The Front Lawn wrote really good songs and made really good music videos, but they weren’t quite mainstream pop. If they (or a similar band) were around today, would they get NZ On Air funding? Don McGlashan still does, but he writes serious grown-up songs now.
“The Beautiful Things” is a slightly sinister song looking at the love of material possessions. It’s set in a manic 1960s television advertising world, where the grinning salesmen attempt to convince viewers to buy thing to make all their pain go away.
Actually, I say “1960s”, but it’s more that kind of retro ’60s style that was big in the ’90s. And there’s layer upon layer of green screen trickery and cheesy computer graphics. All this stuff must have seemed quite cool and cutting edge back then. Video editing software cheapest and accessible, so you didn’t need to be The Cars or Dire Straits to do rad computer animations in your video.
The Front Lawn made short films as well as their live performance work, and they’ve taken full advantage of the music video medium to make a video that doesn’t just promote the song, but adds another layer to its message.
It was a pleasure to rediscover this song and the video. It doesn’t quite sound like a song of its era, such was the magic of The Front Lawn.
Best bit: Harry snogs his mop wife.
Director: Fane Flaws
Ngā Taonga Sound & Vision
Next… The promise of stormy weather.
This is where it begins. The first funding round had only three videos, but they managed to cover the extremes of New Zealand pop. The first was Moana and the Moahunters ode to indigenous cultural pride “A E I O U”.
But was its NZ On Air funding considered newsworthy? A 3 News story makes no mention of that – the focus is more on the message of the lyrics. And it’s noteworthy that back in ’91, a national news story was “Hey, check out this music video!”
Watching the video itself, you can tell the early-’90s have come to New Zealand. Moana’s wearing a peasant blouse and waistcoat – Vanessa Huxtable chic. Moana performs the song with her girl group Moahunters in front of a green screen, while Maori-influenced graphics swirl around behind her.
There’s no pretending that the world of the green screen is real. There are wide shots that show the edges of the screen, and the cold concrete floor of the studio (warehouse? suburban garage?) they are filming in.
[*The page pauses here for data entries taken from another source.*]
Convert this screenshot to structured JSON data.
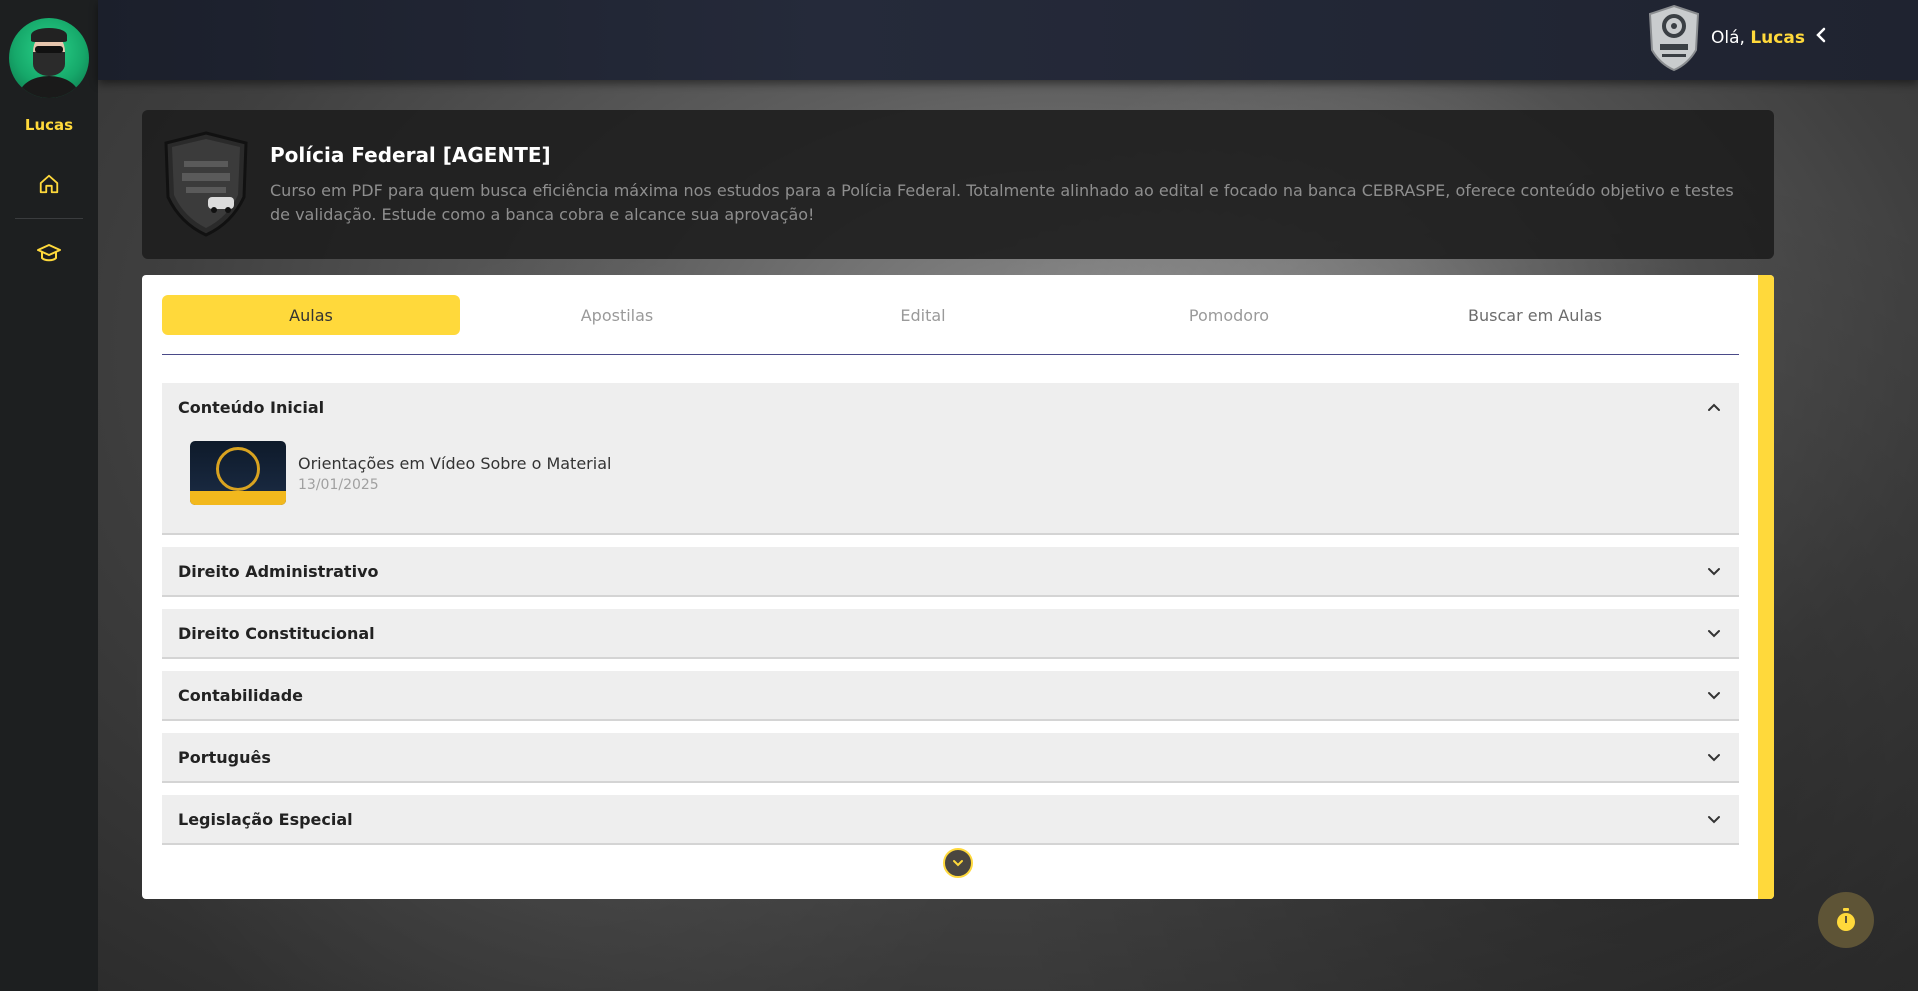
{
  "colors": {
    "accent": "#ffd93b",
    "sidebar": "#1d1f20",
    "panel": "#ffffff",
    "accordion": "#eeeeee"
  },
  "sidebar": {
    "user_name": "Lucas",
    "items": [
      {
        "icon": "home-icon"
      },
      {
        "icon": "graduation-cap-icon"
      }
    ]
  },
  "header": {
    "greeting": "Olá, ",
    "user_name": "Lucas"
  },
  "course": {
    "title": "Polícia Federal [AGENTE]",
    "description": "Curso em PDF para quem busca eficiência máxima nos estudos para a Polícia Federal. Totalmente alinhado ao edital e focado na banca CEBRASPE, oferece conteúdo objetivo e testes de validação. Estude como a banca cobra e alcance sua aprovação!"
  },
  "tabs": [
    {
      "label": "Aulas",
      "active": true
    },
    {
      "label": "Apostilas",
      "active": false
    },
    {
      "label": "Edital",
      "active": false
    },
    {
      "label": "Pomodoro",
      "active": false
    },
    {
      "label": "Buscar em Aulas",
      "active": false
    }
  ],
  "sections": [
    {
      "title": "Conteúdo Inicial",
      "expanded": true,
      "lessons": [
        {
          "title": "Orientações em Vídeo Sobre o Material",
          "date": "13/01/2025"
        }
      ]
    },
    {
      "title": "Direito Administrativo",
      "expanded": false
    },
    {
      "title": "Direito Constitucional",
      "expanded": false
    },
    {
      "title": "Contabilidade",
      "expanded": false
    },
    {
      "title": "Português",
      "expanded": false
    },
    {
      "title": "Legislação Especial",
      "expanded": false
    }
  ]
}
And it looks like Moana’s doing the Madonna trick of having no other women in the video, other than her backing singers. All eyes on the star, thank you.
This video features the familiar rotating NZ On Air logo in both bottom corners of the screen instead of the usual one corner. Was this the producer misunderstanding the requirement or did NZ On Air originally get a bit carried away with their branding requirements?
It’s a bright, cheerful music video, that nicely matches the uplifting house beats. It’s a perfect video to begin our journey into the world of NZ On Air funding.
Best bit: Moana’s dad, looking cool as.
Director: Kerry Brown
Ngā Taonga Sound & Vision
Next… Don and Harry versus the bright shiny world of consumer culture.
I’ve set myself the challenge of watching every NZ On Air-funded music video.
Since the first funding round in April 1991, there have been well over 2200 videos funded. So that’s a lot to get through, including a some of my faves and few that I’m not especially looking forward to seeing again.
Because I want to share these videos with you, dear reader, at this stage I’m going to restrict my viewings to what I can find online. Though if an artist doesn’t have their videos on the web, that in itself is pretty interesting.
I’m going through the videos by the funding rounds they were in, not the release date of the video. Most videos are released just a few months after their funding round, but some can be delayed or released in a different order.
I’ll review one video per week day, with bonus posts to mourn the missing videos, and I reserve the right to change that or take a break if I start to get all videoed out.
And if you have any stories, factoids or general comments, feel free to leave a comment on the relevant page.